When Paul makes all of these allusions to the Olympic games, he’s saying to us that he’s bringing to the Savior and to his Church, the spirit of an athlete.
The metaphor of running a race “with perseverance” appears in Hebrews 12:1,and related metaphors appear in Philippians 2:16, Galatians
In 1 Corinthians 9:24–26, written to the city that hosted the Isthmian Games, the metaphor is extended from running to other games, such as boxing, to make the point that winning a prize requires discipline, self-control, and coordinated activity. In 2 Timothy 2:5 the same point is made. These athletic metaphors are also echoed in later Christian writing.
As with New Testament military metaphors, these metaphors appear in many hymns, such as Fight the Good Fight with All Thy Might, which was sung in the film Chariots of Fire; and “Angel Band“, which was sung in the film O Brother, Where Art Thou?.
According to Forrest Gump’s mama, “Life is like a box of chocolates.
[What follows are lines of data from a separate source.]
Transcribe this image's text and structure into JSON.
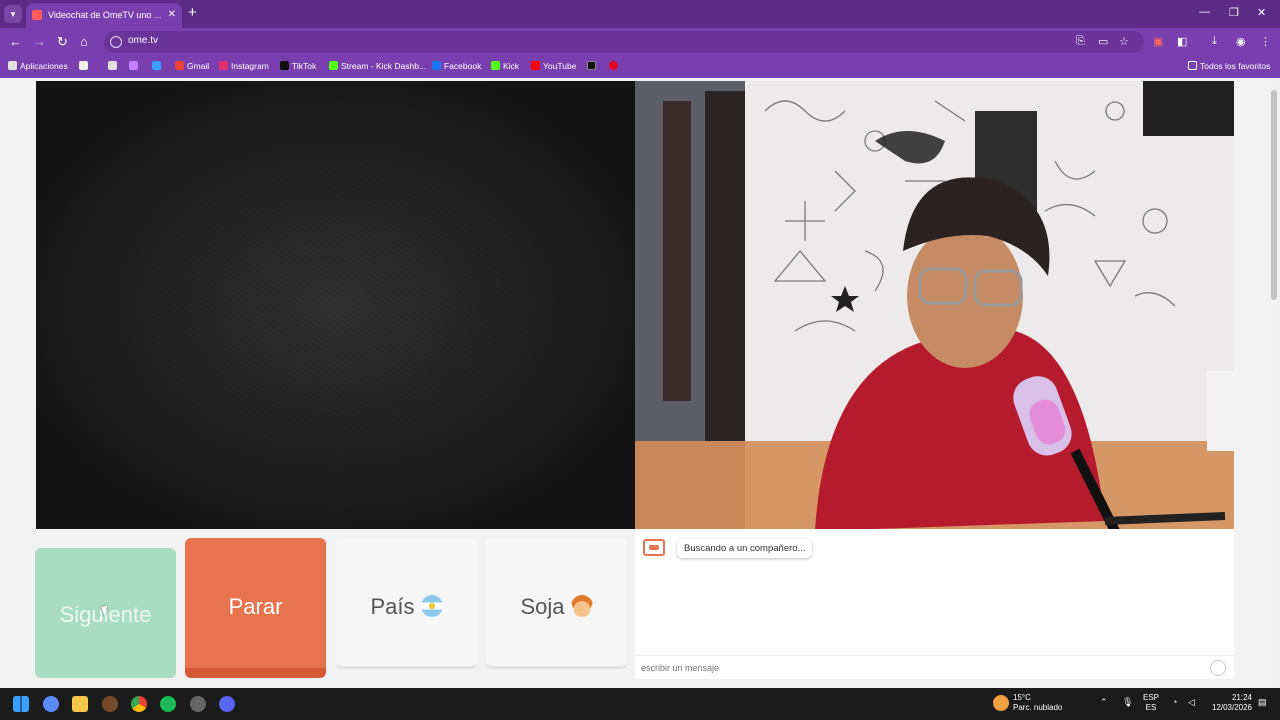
{
  "browser": {
    "tab_title": "Videochat de OmeTV uno ...",
    "url": "ome.tv",
    "bookmarks": [
      {
        "label": "Aplicaciones",
        "color": "#e0e0e0"
      },
      {
        "label": "Gmail",
        "color": "#ea4335"
      },
      {
        "label": "Instagram",
        "color": "#e1306c"
      },
      {
        "label": "TikTok",
        "color": "#111111"
      },
      {
        "label": "Stream - Kick Dashb...",
        "color": "#53fc18"
      },
      {
        "label": "Facebook",
        "color": "#1877f2"
      },
      {
        "label": "Kick",
        "color": "#53fc18"
      },
      {
        "label": "YouTube",
        "color": "#ff0000"
      }
    ],
    "all_bookmarks_label": "Todos los favoritos"
  },
  "controls": {
    "next_label": "Siguiente",
    "stop_label": "Parar",
    "country_label": "País",
    "gender_label": "Soja"
  },
  "chat": {
    "status_message": "Buscando a un compañero...",
    "input_placeholder": "escribir un mensaje"
  },
  "taskbar": {
    "weather_temp": "15°C",
    "weather_desc": "Parc. nublado",
    "lang_line1": "ESP",
    "lang_line2": "ES",
    "time": "21:24",
    "date": "12/03/2026"
  },
  "colors": {
    "chrome_purple": "#7a3fae",
    "next_green": "#a8dcc3",
    "stop_orange": "#e8734f"
  }
}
You never know what you’re gonna get.” I say “Life is like sports!” I am not the first to say “life is like sports.” Southern humorist Lewis Grizzard put it this way, “The game of life is a lot like football. You have to tackle your problems, block your fears, and score your points when you get the opportunity.” The legendary coach, Vince Lombardi, expressed the same sentiment. “Football is like life, it requires perseverance, self-denial, hard work sacrifice, dedication and respect for authority.”
Ladies, might prefer Erma Bombeck’s observation on sports. She said, “If a man watches three football games in a row, he should be declared legally dead.”
Listen to these illustrations from Paul: “Do you not know that in a race all the runners run, but only one gets the prize? Run in such a way as to get the prize. Everyone who competes in the games goes into strict training. They do it to get a crown that will not last; but we do it to get a crown that will last forever. Therefore I do not run like a man running aimlessly; I do not fight like a man beating the air.” (1 Corinthians 9:24-26). “I have fought the good fight, I have finished the race, I have kept the faith.” (2 Timothy 4:7).
Remember what that great baseball philosopher Yogi Berra said. “It’s not over til it’s over.”